Higher Tolls Justified — Roads Minister Affirms
The Government’s decision to increase bridge and road tolls should not be seen as insensitivity to the plight of Ghanaians, but a bold attempt to save a bad situation.
Taking his turn at the weekly meet-the-press series in Accra, the Minister of Roads and Highways, Mr Joe Gidisu, said the time had come for the government to increase the tolls to raise enough revenue for road maintenance, which is important to national development.
The minister stated that the increase in tolls was estimated to move from GH¢2.9 million in 2009 to GH¢19.5 million in 2010.
“The proportion from this source of revenue will, therefore, increase from 1.8 per cent to 12 per cent of total receipts into the Road Fund,” Mr Gidisu said.
He said the implementation of the law (Act 793 of 2009), which took effect from February 1, 2010, had begun yielding some positive results pointing out that the total daily revenue collected from all the 29 toll points throughout the country had increased from GH¢8,114 to GH¢97,299 since the increase.
The minister, therefore, called for public support, adding that the maintenance of the roads by way of routine and periodic maintenance was important, if not critical, in the protection of the huge investments made in the road sector.
He said currently, the Road Fund was indebted to road contractors who undertook maintenance works to the tune of about GH¢120 million, adding that “this amount is different from the GH¢160 million arrears which the government recently realised for projects to be funded by the Consolidated Fund”.
The Roads and Highways Minister revealed that because the government was unable to raise enough revenue to clear the heavy indebtedness to the road contractors, contractors were reluctant to undertake maintenance works, making it difficult for the sector to undertake such works on timely basis.
Mr Gidisu said the Road Fund Board had over the years been unable to secure regular increments in levies, tolls and fees to correspond with the rising cost of road maintenance, adding that all additional revenues to be accrued from the increase would be properly used for the maintenance of the road network, which is about 67,000 kilometres.
He explained that while levy on petroleum products accounted for about 94 per cent of the revenue for road maintenance, the road and bridge tolls contributed only 1.8 per cent.
He said the routine and periodic maintenance of roads and their rehabilitation were funded from the resources of the Road Fund, a fund dedicated to these activities, adding that the Road Fund had on the average been providing a total of about GH¢110 million towards these activities.

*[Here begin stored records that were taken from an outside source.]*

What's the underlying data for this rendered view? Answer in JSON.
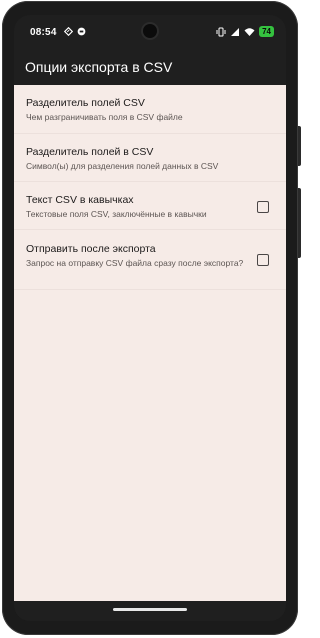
{
  "status_bar": {
    "time": "08:54",
    "battery": "74",
    "icons": [
      "location-diamond-icon",
      "circle-dot-icon",
      "vibrate-icon",
      "signal-icon",
      "wifi-icon",
      "battery-icon"
    ]
  },
  "app_bar": {
    "title": "Опции экспорта в CSV"
  },
  "settings": [
    {
      "title": "Разделитель полей CSV",
      "summary": "Чем разграничивать поля в CSV файле",
      "has_checkbox": false
    },
    {
      "title": "Разделитель полей в CSV",
      "summary": "Символ(ы) для разделения полей данных в CSV",
      "has_checkbox": false
    },
    {
      "title": "Текст CSV в кавычках",
      "summary": "Текстовые поля CSV, заключённые в кавычки",
      "has_checkbox": true,
      "checked": false
    },
    {
      "title": "Отправить после экспорта",
      "summary": "Запрос на отправку CSV файла сразу после экспорта?",
      "has_checkbox": true,
      "checked": false
    }
  ],
  "colors": {
    "content_background": "#f6ebe7",
    "app_bar_background": "#1f1f1f",
    "battery_green": "#35c23f"
  }
}
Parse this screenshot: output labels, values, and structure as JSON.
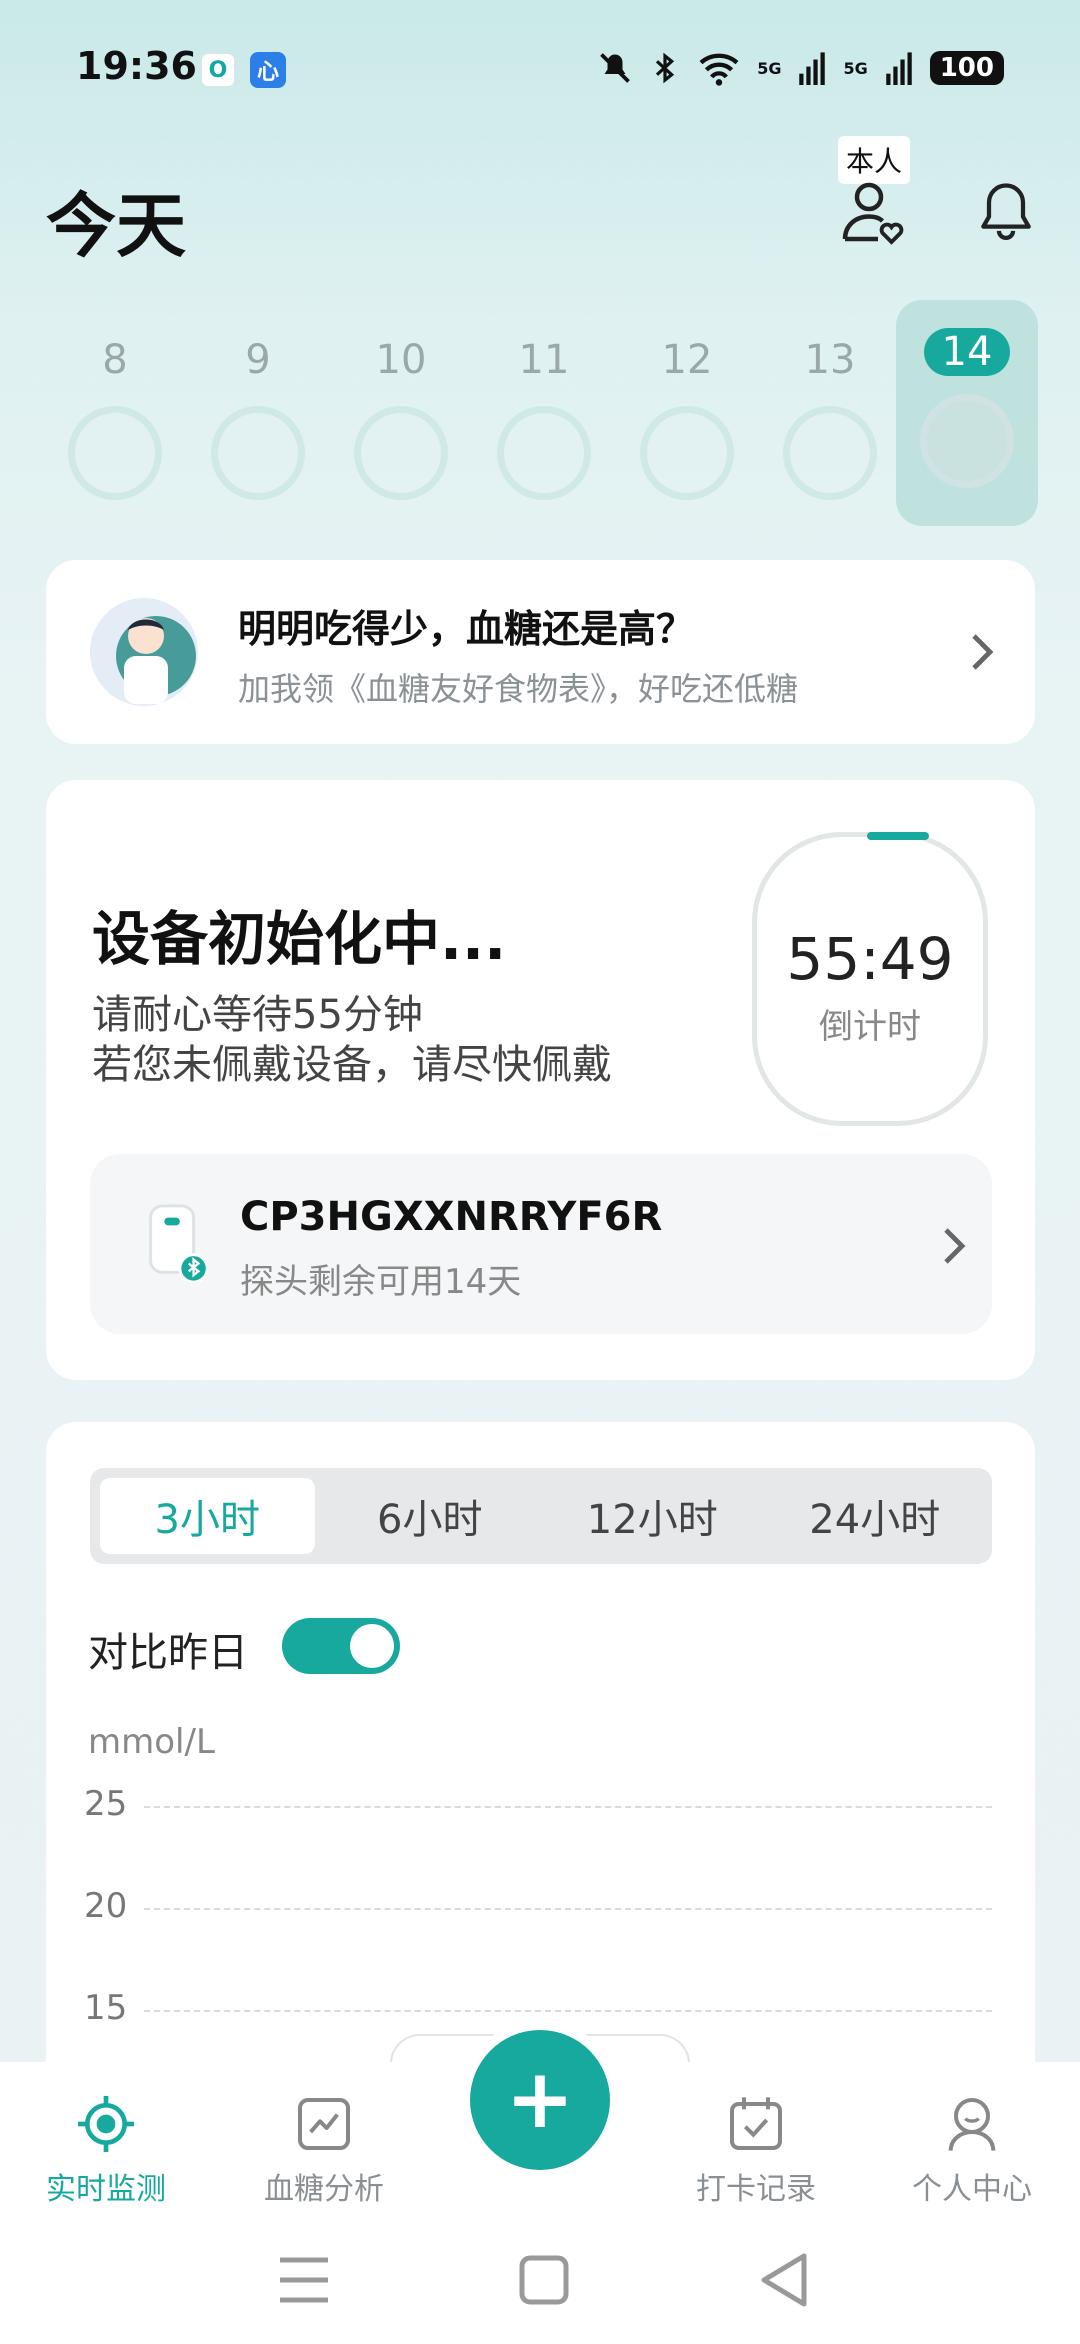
{
  "status_bar": {
    "time": "19:36",
    "badge_o": "O",
    "badge_app": "心",
    "signal_1": "5G",
    "signal_2": "5G",
    "battery": "100",
    "icons": [
      "mute-icon",
      "bluetooth-icon",
      "wifi-icon",
      "signal-icon",
      "signal-icon",
      "battery-icon"
    ]
  },
  "header": {
    "title": "今天",
    "profile_badge": "本人"
  },
  "days": [
    {
      "num": "8"
    },
    {
      "num": "9"
    },
    {
      "num": "10"
    },
    {
      "num": "11"
    },
    {
      "num": "12"
    },
    {
      "num": "13"
    },
    {
      "num": "14",
      "active": true
    }
  ],
  "promo": {
    "title": "明明吃得少，血糖还是高？",
    "subtitle": "加我领《血糖友好食物表》，好吃还低糖"
  },
  "device": {
    "title": "设备初始化中...",
    "line1": "请耐心等待55分钟",
    "line2": "若您未佩戴设备，请尽快佩戴",
    "timer_value": "55:49",
    "timer_label": "倒计时",
    "sensor_id": "CP3HGXXNRRYF6R",
    "sensor_remaining": "探头剩余可用14天"
  },
  "chart": {
    "tabs": [
      "3小时",
      "6小时",
      "12小时",
      "24小时"
    ],
    "active_tab": 0,
    "compare_label": "对比昨日",
    "compare_on": true,
    "unit": "mmol/L",
    "y_ticks": [
      "25",
      "20",
      "15"
    ]
  },
  "nav": {
    "items": [
      {
        "label": "实时监测",
        "icon": "monitor-icon",
        "active": true
      },
      {
        "label": "血糖分析",
        "icon": "analysis-icon"
      },
      {
        "label": "打卡记录",
        "icon": "calendar-check-icon"
      },
      {
        "label": "个人中心",
        "icon": "person-icon"
      }
    ],
    "fab": "+"
  },
  "colors": {
    "accent": "#17a99e"
  }
}
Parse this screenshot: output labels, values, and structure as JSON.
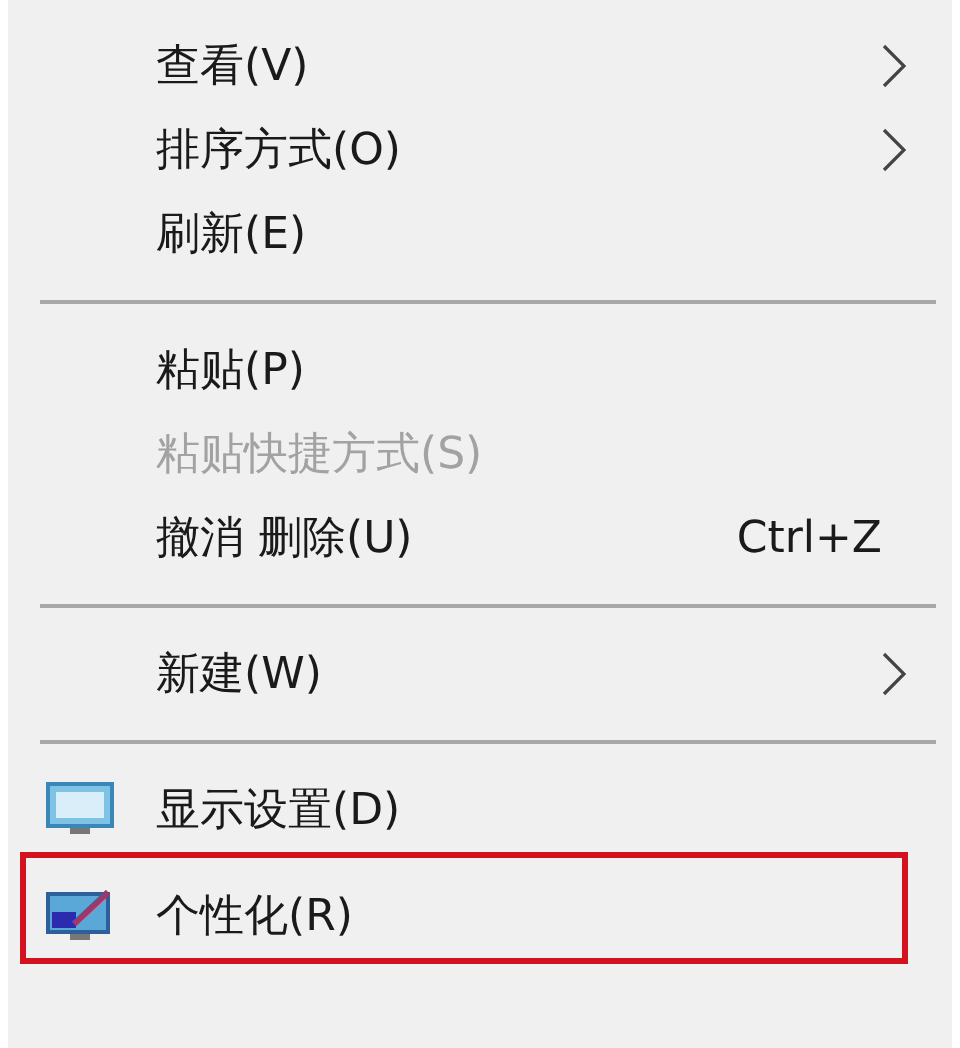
{
  "menu": {
    "items": [
      {
        "kind": "item",
        "label": "查看(V)",
        "submenu": true,
        "disabled": false
      },
      {
        "kind": "item",
        "label": "排序方式(O)",
        "submenu": true,
        "disabled": false
      },
      {
        "kind": "item",
        "label": "刷新(E)",
        "submenu": false,
        "disabled": false
      },
      {
        "kind": "separator"
      },
      {
        "kind": "item",
        "label": "粘贴(P)",
        "submenu": false,
        "disabled": false
      },
      {
        "kind": "item",
        "label": "粘贴快捷方式(S)",
        "submenu": false,
        "disabled": true
      },
      {
        "kind": "item",
        "label": "撤消 删除(U)",
        "shortcut": "Ctrl+Z",
        "submenu": false,
        "disabled": false
      },
      {
        "kind": "separator"
      },
      {
        "kind": "item",
        "label": "新建(W)",
        "submenu": true,
        "disabled": false
      },
      {
        "kind": "separator"
      },
      {
        "kind": "icon-item",
        "label": "显示设置(D)",
        "submenu": false,
        "disabled": false,
        "highlighted": false
      },
      {
        "kind": "icon-item",
        "label": "个性化(R)",
        "submenu": false,
        "disabled": false,
        "highlighted": true
      }
    ]
  }
}
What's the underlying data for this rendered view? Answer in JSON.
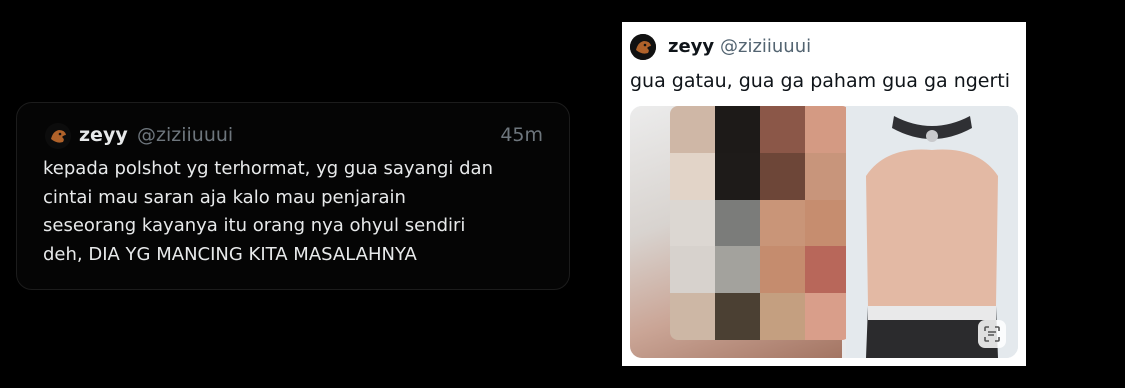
{
  "tweet": {
    "display_name": "zeyy",
    "handle": "@ziziiuuui",
    "time": "45m",
    "text": "kepada polshot yg terhormat, yg gua sayangi dan\ncintai mau saran aja kalo mau penjarain\nseseorang kayanya itu orang nya ohyul sendiri\ndeh, DIA YG MANCING KITA MASALAHNYA"
  },
  "quoted_screenshot": {
    "display_name": "zeyy",
    "handle": "@ziziiuuui",
    "text": "gua gatau, gua ga paham gua ga ngerti"
  },
  "colors": {
    "background": "#000000",
    "text_primary": "#e7e9ea",
    "text_secondary": "#6e767d"
  },
  "icons": [
    "avatar-icon",
    "scan-text-icon"
  ]
}
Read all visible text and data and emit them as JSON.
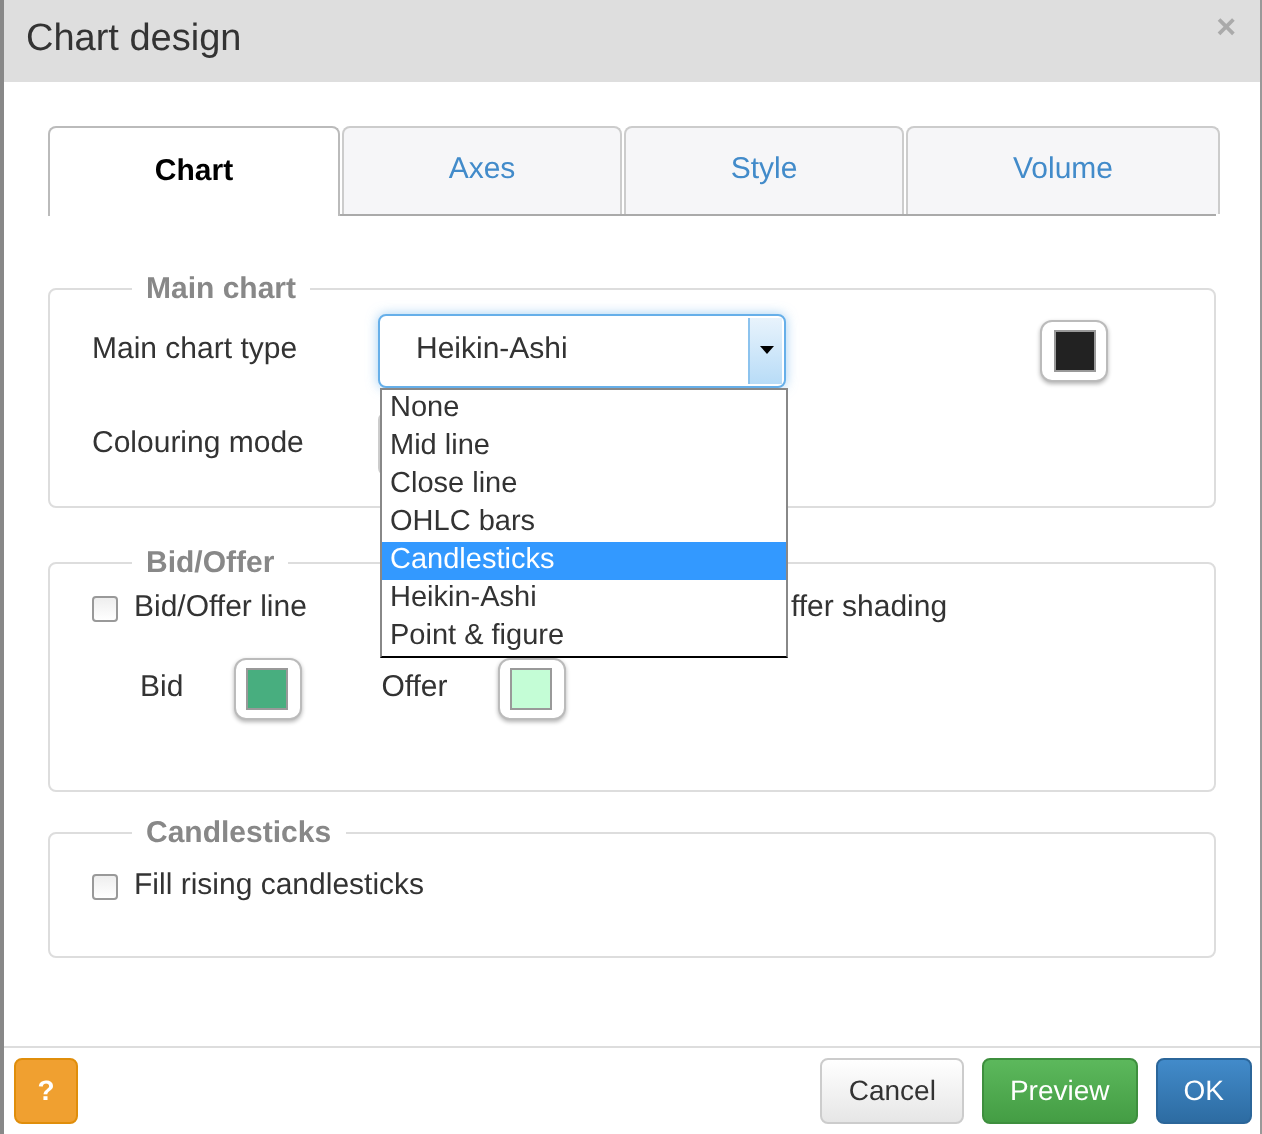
{
  "window": {
    "title": "Chart design",
    "close": "×"
  },
  "tabs": [
    {
      "label": "Chart",
      "selected": true
    },
    {
      "label": "Axes",
      "selected": false
    },
    {
      "label": "Style",
      "selected": false
    },
    {
      "label": "Volume",
      "selected": false
    }
  ],
  "main_chart": {
    "legend": "Main chart",
    "type_label": "Main chart type",
    "type_value": "Heikin-Ashi",
    "color": "#222222",
    "colouring_label": "Colouring mode",
    "options": [
      {
        "label": "None",
        "selected": false
      },
      {
        "label": "Mid line",
        "selected": false
      },
      {
        "label": "Close line",
        "selected": false
      },
      {
        "label": "OHLC bars",
        "selected": false
      },
      {
        "label": "Candlesticks",
        "selected": true
      },
      {
        "label": "Heikin-Ashi",
        "selected": false
      },
      {
        "label": "Point & figure",
        "selected": false
      }
    ]
  },
  "bid_offer": {
    "legend": "Bid/Offer",
    "line_label": "Bid/Offer line",
    "line_checked": false,
    "shading_label": "ffer shading",
    "swatches": [
      {
        "label": "Bid",
        "color": "#48ae7f"
      },
      {
        "label": "Offer",
        "color": "#c4fdd6"
      }
    ]
  },
  "candlesticks": {
    "legend": "Candlesticks",
    "fill_label": "Fill rising candlesticks",
    "fill_checked": false
  },
  "footer": {
    "help": "?",
    "buttons": [
      {
        "label": "Cancel",
        "kind": "cancel"
      },
      {
        "label": "Preview",
        "kind": "preview"
      },
      {
        "label": "OK",
        "kind": "ok"
      }
    ]
  }
}
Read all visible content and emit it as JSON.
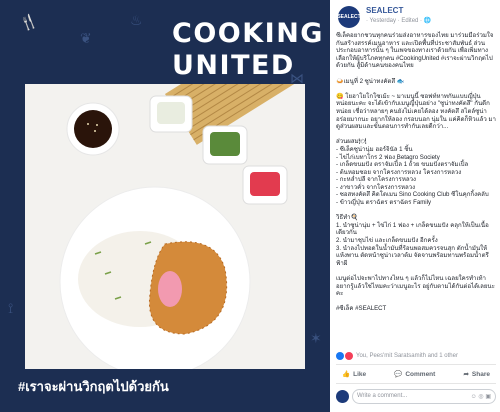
{
  "image": {
    "brand_title": "COOKING UNITED",
    "hashtag": "#เราจะผ่านวิกฤตไปด้วยกัน"
  },
  "post": {
    "page_name": "SEALECT",
    "avatar_text": "SEALECT",
    "meta": "· Yesterday · Edited · 🌐",
    "body": "ซีเล็คอยากชวนทุกคนร่วมส่งอาหารของไทย มาร่วมมือร่วมใจกันสร้างสรรค์เมนูอาหาร และเปิดพื้นที่ประชาสัมพันธ์ ส่วนประกอบอาหารนั้น ๆ ในเพจของทางเราด้วยกัน เพื่อเพิ่มทางเลือกให้ผู้บริโภคทุกคน #CookingUnited #เราจะผ่านวิกฤตไปด้วยกัน สู้มิด้านคนของคนไทย\n\n🍛เมนูที่ 2 ซูน่าทงคัตสึ 🐟\n\n😋 โยฮาโยโกโซเม้ะ ~ มาเมนูนี้ ซอฟท์หาทกันแบบญี่ปุ่นหน่อยนะคะ จะได้เข้ากับเมนูญี่ปุ่นอย่าง \"ซูน่าทงคัตสึ\" กันดีกหน่อย เชื่อว่าหลายๆ คนยังไม่เคยได้ลอง ทงคัตสึ สไตล์ซูน่า อร่อยมากนะ อยากให้ลอง กรอบนอก นุ่มใน แค่คิดก็หิวแล้ว มาดูส่วนผสมและขั้นตอนการทำกันเลยดีกว่า...\n\nส่วนผสม🍽\n- ซีเล็คซูน่านุ่ม ฮอร์จินัล 1 ชิ้น\n- ไข่ไก่เบทาโกร 2 ฟอง Betagro Society\n- เกล็ดขนมปัง ตราจัมเปิ้ล 1 ถ้วย ขนมปังตราจัมเปิ้ล\n- ต้นหอมซอย จากโครงการหลวง โครงการหลวง\n- กะหล่ำปลี จากโครงการหลวง\n- งาขาวคั่ว จากโครงการหลวง\n- ซอสทงคัตสึ คิดโดเมน Sino Cooking Club ซีโนคุกกิ้งคลับ\n- ข้าวญี่ปุ่น ตราฉัตร ตราฉัตร Family\n\nวิธีทำ🍳\n1. นำซูน่านุ่ม + ไข่ไก่ 1 ฟอง + เกล็ดขนมปัง คลุกให้เป็นเนื้อเดียวกัน\n2. นำมาชุบไข่ และเกล็ดขนมปัง อีกครั้ง\n3. นำลงไปทอดในน้ำมันที่ร้อนพอสมควรจนสุก ตักน้ำมันให้แห้งพาน ตัดหน้าซูน่าเวลาต้ม จัดจานพร้อมทานพร้อมน้ำตรีฟ้าผี\n\nเมนูต่อไปจะพาไปทางไหน ๆ แล้วก็ไม่ไหน เฉลยใครทำเท้า อยากรู้แล้วใช่ไหมคะว่าเมนูอะไร อยู่กับตามได้กันต่อได้เลยนะคะ\n\n#ซีเล็ค #SEALECT",
    "reactions_text": "You, Pees'mit Saratsamith and 1 other",
    "actions": {
      "like": "Like",
      "comment": "Comment",
      "share": "Share"
    },
    "comment_placeholder": "Write a comment..."
  },
  "colors": {
    "left_bg": "#1c2e52",
    "link": "#365899",
    "like_blue": "#1877f2",
    "love_red": "#f33e58"
  }
}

He stressed that the total receipts from these sources were not adequate to meet the total maintenance needs of the road sector, hence the increase to raise more revenue.
“The fund can only cover about 55 per cent of the total maintenance needs in a given year, leaving a backlog of about 45 per cent,” the minister said.
He said the government was aware that since January 1999, the road and bridge tolls and the fuel levy had not been increased, resulting in the current poor state of roads.
“We must, therefore, appreciate the increase in the light of the immense benefits that will accrue to all Ghanaians. We will therefore like to request our fellow compatriots to bear with us, since there is the assurance that the increased resources of the fund will be put to good use,” he stressed.
He hinted that there were plans to consider drivers who used such roads more often to see how best to reduce how much they should pay.